▶ **TASK OBJECTIVE**
Comb through the entries for "label" and pull out each line that holds it.

[Data extracted from a collection]
BEGIN

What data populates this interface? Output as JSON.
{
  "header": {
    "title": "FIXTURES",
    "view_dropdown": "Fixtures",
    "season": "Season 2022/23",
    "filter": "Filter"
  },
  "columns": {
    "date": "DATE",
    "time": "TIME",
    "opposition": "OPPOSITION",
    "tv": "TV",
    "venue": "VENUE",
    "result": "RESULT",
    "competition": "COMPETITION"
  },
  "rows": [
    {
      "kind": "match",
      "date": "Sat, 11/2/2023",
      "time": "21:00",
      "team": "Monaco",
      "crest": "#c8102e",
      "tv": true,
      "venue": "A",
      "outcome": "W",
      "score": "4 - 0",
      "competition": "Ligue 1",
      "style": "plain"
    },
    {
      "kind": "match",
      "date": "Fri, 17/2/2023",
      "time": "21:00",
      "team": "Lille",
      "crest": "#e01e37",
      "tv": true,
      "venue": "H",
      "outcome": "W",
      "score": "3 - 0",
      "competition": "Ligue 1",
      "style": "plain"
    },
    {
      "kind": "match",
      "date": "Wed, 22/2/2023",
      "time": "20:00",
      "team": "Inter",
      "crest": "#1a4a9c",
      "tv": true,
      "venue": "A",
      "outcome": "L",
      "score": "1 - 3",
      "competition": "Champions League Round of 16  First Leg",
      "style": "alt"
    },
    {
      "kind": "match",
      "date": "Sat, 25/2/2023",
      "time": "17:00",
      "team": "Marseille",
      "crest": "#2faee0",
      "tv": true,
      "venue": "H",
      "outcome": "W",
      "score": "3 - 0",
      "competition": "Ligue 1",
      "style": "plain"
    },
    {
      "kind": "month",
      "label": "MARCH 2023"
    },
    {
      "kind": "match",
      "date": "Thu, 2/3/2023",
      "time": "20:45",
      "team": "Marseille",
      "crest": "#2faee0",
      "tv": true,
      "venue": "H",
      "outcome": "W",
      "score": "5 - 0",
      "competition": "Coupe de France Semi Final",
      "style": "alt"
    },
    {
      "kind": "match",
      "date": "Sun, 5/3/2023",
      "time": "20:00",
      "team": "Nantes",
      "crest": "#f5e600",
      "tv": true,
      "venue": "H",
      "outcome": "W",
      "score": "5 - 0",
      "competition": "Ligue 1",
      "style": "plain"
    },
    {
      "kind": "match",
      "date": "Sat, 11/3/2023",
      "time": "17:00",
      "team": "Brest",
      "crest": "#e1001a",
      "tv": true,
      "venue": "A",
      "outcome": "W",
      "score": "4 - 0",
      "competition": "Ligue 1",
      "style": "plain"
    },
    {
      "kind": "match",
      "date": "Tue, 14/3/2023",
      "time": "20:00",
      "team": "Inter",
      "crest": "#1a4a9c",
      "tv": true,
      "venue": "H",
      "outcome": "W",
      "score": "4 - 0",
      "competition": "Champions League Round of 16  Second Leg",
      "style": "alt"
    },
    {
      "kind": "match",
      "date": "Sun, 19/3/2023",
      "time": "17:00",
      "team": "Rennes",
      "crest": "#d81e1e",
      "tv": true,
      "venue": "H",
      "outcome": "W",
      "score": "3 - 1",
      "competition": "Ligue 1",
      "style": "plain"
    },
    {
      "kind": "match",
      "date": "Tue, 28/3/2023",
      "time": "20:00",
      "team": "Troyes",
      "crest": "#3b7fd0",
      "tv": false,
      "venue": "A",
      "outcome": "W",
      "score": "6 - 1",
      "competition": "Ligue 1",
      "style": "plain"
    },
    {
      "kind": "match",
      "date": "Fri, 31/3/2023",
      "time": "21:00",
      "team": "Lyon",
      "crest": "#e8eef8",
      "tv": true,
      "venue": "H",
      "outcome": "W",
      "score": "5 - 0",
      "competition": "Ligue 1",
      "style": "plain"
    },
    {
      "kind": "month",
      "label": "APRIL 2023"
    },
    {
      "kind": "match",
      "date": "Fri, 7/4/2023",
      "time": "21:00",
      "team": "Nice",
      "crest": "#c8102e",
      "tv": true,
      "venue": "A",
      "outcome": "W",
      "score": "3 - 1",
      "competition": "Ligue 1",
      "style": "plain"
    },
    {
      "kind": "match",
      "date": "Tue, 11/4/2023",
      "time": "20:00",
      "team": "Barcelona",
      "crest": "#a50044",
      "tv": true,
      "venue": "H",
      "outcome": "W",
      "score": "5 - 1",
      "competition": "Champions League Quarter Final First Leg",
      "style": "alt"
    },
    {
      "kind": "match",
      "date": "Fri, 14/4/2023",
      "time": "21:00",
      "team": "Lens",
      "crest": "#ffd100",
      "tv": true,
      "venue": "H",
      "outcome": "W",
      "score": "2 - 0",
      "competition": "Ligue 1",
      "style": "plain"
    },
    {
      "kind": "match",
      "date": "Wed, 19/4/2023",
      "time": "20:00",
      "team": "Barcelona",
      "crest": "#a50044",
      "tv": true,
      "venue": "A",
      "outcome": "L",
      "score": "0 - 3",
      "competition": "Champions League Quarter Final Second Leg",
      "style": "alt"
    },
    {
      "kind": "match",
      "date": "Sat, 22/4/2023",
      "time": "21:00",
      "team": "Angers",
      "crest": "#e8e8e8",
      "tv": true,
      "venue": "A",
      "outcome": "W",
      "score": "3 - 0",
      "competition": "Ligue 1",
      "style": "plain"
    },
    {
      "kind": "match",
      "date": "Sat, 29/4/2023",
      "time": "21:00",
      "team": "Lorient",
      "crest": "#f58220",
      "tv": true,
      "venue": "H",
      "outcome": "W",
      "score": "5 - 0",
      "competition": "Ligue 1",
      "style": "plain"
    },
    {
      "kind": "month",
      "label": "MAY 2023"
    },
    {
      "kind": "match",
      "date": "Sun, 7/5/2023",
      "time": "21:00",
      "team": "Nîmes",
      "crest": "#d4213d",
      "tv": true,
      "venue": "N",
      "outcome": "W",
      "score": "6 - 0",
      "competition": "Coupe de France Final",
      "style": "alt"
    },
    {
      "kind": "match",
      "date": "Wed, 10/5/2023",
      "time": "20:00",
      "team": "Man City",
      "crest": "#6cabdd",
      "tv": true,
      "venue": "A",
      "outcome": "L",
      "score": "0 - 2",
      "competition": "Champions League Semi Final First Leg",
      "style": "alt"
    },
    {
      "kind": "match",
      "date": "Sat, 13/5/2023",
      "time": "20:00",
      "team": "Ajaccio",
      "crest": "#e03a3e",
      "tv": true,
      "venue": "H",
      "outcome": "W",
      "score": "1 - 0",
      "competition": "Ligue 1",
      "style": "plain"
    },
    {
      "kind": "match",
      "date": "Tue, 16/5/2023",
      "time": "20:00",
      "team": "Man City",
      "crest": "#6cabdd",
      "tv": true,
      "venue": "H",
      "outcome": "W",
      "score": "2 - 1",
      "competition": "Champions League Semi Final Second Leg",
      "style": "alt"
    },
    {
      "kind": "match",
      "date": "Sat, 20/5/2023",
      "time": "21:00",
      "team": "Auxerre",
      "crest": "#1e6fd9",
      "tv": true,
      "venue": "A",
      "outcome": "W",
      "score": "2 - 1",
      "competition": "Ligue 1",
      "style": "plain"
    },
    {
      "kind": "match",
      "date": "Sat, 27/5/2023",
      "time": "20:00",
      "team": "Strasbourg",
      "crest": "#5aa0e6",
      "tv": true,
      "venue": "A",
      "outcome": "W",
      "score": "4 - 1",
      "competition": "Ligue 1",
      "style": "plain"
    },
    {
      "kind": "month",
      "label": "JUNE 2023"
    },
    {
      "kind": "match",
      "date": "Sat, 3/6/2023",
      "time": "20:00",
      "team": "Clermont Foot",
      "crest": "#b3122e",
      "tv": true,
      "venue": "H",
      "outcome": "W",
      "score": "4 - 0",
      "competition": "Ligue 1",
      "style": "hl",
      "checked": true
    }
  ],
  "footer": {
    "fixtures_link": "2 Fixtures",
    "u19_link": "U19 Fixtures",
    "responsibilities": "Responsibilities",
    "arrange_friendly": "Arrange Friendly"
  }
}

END

▶ **WORKED SOLUTION**
      "label": "MARCH 2023"
      "label": "APRIL 2023"
      "label": "MAY 2023"
      "label": "JUNE 2023"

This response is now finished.